Simple Steamed Snap Peas
Aproximately 2 cups snap peas, ends and strings removed
Enough water to steam (I have waterless cookware, so I have a hard time dictating amounts needed.)
     Steam lightly, (preferably in a steamer basket if you don’t have waterless cookware) Do not drench with water. The vitamin/mineral content goes into the water and you have watery tasting vegetables.

Simple Stir Fried Snap Peas
Wash and remove ends and strings from approximately 2 cups of snap peas. In a heavy skillet or wok, add 1-2 Tablespoons olive or canola oil. When the wok is heated, add your peas. Stir constantly until the peas take on a bright green luster and are al Dante. Optional: Add fresh or canned mushrooms, sliced onions, or garlic.

     We’ve had another busy week on the farm. The Lord has been good to send the needed showers, for you see, we don’t have modern irrigation yet. It is a goal we are working towards, but for now, we pray a lot and have a dozen watering cans hanging from the beam in the packing shed. The crops are looking beautiful, and so are the weeds. The guys (all ages) spend HOURS hoeing and pulling weeds within the beds. Levi (4) now is an experienced weeder. He saw an onion bed that had a few weeds in it and told his Daddy so. Farmer Steve promptly told him to do something about it then. He dropped his little two wheel bike and weeded the bed! Now that he has showed himself faithful he even has his own hoe! Ours is an old-fashioned farm compared the farms around us and God is blessing our efforts. On Memorial Day we had our church family out for a cookout and worship service.  It is always a blessing to see our farm through other’s eyes.
     Okay, on to the unromantic turnips. Basic instructions to cook them go like this: “Bring 1-inch of water to a boil. Add 3-4 cups cubed turnips and ½-1 teaspoon salt or to taste. Return to a boil, reduce heat and simmer 10-15 minutes. Cook small whole turnips approximately 20 minutes. Serve plain, buttered, or with white or cheese sauce.” The Practical Produce Cookbook page 286. I like to treat them like white potatoes and mash them with a good pad of butter to flavor.
     I do have a new recipe I will try. With sugar included it should be a hit.  We buy our natural cane juice crystals in bulk 50 pound bags. Something similar is found in most grocery stores if you want to add vitamin and minerals to your sweet dishes.
Glazed Turnips
3 cups diced peeled turnips
¼ cup water
1 cube chicken bouillon
1 Tablespoon butter or more as needed
2 Tablespoons “white sugar”
     Place the turnips into a skillet with the water and chicken bouillon cube over medium heat, and simmer until the water has evaporated and the turnips are tender, about 15 minutes. Stir in the butter, let melt, and sprinkle on the sugar. Gently cook and stir the turnips until the butter and sugar cook into a brown sticky coating on the turnips, about 10 minutes. Serve hot.
Amount per serving: Calories 79/ Total Fat 3g/ Cholesterol 8 mg
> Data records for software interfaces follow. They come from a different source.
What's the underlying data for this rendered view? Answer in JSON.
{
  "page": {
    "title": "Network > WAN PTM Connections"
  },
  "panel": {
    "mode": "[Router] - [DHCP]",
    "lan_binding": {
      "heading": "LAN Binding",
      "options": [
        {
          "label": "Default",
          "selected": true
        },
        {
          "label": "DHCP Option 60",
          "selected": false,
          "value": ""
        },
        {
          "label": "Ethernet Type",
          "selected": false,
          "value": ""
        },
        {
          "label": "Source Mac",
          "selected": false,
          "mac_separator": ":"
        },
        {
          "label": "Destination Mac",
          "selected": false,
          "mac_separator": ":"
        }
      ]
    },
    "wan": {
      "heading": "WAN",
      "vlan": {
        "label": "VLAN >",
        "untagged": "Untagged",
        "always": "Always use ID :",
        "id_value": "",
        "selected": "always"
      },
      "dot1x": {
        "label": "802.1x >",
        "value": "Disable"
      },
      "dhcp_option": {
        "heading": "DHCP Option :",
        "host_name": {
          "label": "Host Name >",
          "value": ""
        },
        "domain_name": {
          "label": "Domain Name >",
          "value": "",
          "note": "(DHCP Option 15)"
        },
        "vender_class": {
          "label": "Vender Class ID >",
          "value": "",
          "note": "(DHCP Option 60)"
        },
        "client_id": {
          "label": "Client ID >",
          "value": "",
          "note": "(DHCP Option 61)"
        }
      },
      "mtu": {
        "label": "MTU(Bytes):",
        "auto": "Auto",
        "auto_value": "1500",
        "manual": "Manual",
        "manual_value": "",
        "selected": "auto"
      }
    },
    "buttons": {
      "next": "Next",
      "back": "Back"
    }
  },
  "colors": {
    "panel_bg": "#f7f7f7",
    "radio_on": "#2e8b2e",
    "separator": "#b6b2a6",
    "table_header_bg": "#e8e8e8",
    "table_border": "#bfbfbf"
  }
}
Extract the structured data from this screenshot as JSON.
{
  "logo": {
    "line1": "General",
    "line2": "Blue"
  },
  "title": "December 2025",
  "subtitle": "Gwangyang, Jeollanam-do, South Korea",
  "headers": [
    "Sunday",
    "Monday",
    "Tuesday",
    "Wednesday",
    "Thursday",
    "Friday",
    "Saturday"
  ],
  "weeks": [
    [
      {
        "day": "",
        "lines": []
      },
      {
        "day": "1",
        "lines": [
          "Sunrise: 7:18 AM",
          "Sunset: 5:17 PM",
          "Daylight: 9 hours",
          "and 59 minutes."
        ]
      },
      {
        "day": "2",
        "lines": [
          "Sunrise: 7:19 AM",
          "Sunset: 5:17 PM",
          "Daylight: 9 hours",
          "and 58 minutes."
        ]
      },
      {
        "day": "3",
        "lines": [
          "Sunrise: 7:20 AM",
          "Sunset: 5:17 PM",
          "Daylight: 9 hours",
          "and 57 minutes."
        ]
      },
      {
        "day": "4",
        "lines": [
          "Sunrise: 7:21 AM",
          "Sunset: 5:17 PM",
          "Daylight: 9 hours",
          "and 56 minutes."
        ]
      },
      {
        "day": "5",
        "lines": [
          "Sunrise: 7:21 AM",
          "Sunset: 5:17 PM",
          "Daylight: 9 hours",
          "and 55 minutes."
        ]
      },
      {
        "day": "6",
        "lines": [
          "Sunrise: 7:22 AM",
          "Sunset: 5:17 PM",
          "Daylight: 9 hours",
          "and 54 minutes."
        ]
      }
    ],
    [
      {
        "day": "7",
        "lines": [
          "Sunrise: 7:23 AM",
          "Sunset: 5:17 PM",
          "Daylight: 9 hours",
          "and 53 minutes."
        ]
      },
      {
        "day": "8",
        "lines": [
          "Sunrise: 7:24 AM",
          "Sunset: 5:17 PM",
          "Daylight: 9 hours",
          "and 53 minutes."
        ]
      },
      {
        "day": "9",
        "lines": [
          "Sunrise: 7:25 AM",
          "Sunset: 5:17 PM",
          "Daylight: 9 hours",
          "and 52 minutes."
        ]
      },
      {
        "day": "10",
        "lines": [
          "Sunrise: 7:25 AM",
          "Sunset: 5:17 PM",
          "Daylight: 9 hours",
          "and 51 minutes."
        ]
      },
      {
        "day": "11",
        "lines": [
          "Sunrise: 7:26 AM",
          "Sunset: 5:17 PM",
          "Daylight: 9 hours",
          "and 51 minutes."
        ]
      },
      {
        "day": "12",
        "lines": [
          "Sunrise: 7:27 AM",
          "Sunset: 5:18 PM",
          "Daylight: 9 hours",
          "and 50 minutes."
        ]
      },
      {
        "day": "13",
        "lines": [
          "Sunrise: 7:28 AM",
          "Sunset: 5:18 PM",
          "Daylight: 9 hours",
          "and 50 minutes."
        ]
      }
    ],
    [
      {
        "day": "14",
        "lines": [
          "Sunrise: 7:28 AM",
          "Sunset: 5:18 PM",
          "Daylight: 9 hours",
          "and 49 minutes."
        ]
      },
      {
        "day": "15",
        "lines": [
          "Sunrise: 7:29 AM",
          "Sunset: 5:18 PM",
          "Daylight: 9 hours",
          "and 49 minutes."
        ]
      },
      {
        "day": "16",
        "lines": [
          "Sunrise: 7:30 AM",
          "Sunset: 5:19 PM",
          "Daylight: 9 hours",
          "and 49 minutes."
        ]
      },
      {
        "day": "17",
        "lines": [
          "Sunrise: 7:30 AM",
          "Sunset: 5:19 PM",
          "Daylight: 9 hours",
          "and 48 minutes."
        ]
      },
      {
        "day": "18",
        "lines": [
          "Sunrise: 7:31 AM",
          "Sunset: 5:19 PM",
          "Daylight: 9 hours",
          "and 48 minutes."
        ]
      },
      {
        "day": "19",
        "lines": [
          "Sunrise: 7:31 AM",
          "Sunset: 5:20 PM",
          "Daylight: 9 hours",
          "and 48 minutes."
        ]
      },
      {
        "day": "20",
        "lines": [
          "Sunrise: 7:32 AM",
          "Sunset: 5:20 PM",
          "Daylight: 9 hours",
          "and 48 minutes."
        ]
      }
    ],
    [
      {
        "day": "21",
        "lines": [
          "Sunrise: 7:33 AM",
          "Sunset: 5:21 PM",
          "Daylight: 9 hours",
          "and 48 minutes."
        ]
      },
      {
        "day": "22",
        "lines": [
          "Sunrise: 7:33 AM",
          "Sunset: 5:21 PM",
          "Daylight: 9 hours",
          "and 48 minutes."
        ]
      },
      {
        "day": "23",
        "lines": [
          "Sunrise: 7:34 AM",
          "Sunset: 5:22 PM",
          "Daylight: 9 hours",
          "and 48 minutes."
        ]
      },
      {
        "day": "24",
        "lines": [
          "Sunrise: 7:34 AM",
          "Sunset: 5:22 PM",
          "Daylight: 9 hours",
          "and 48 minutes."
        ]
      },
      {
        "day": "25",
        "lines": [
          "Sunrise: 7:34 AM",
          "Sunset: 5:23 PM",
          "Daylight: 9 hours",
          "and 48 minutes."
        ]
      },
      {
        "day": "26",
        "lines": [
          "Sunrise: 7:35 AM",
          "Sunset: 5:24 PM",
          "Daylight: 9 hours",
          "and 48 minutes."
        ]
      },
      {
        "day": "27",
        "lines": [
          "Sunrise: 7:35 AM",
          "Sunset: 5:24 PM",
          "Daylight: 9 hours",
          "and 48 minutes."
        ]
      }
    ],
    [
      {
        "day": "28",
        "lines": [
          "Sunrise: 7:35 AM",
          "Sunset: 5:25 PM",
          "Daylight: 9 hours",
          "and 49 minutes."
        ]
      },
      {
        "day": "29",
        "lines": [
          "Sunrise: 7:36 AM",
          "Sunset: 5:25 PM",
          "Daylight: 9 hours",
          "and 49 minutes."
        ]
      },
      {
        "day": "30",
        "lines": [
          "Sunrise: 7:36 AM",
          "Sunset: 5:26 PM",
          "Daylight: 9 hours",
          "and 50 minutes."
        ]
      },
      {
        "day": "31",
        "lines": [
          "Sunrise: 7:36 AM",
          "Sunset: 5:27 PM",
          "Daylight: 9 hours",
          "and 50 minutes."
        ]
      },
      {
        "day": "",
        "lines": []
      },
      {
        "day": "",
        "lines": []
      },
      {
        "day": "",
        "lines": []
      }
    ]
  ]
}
    Again, my visit is about over. Please remember to put June 17th on your calendar! We are looking forward to your visit. I’m excited about learning from YOU during your visit. We’ll be having a recipe contest that evening. Start experimenting and bring your family’s favorite dish you have made with what you receive as a share that week. (Extra vegetables will be available so you can cook a large side dish to bring.) We’ll provide the meat, drinks, and dessert.  For more details of our first shareholders field day, Review the e-mail we recently sent out.. RSVP needed as soon as possible. Please be faithful to respond positive or negative on our website.

“Be not deceived; God is not mocked: for whatsoever a man soweth, tht shall he also reap. For he that soweth to his flesh shall of the flesh reap corruption: but he tht soweth to the Spirit shall of the Spirit reap life everlasting.” Galatians 6:7,8

Abundant Blessings,
Your Farmer’s Wife,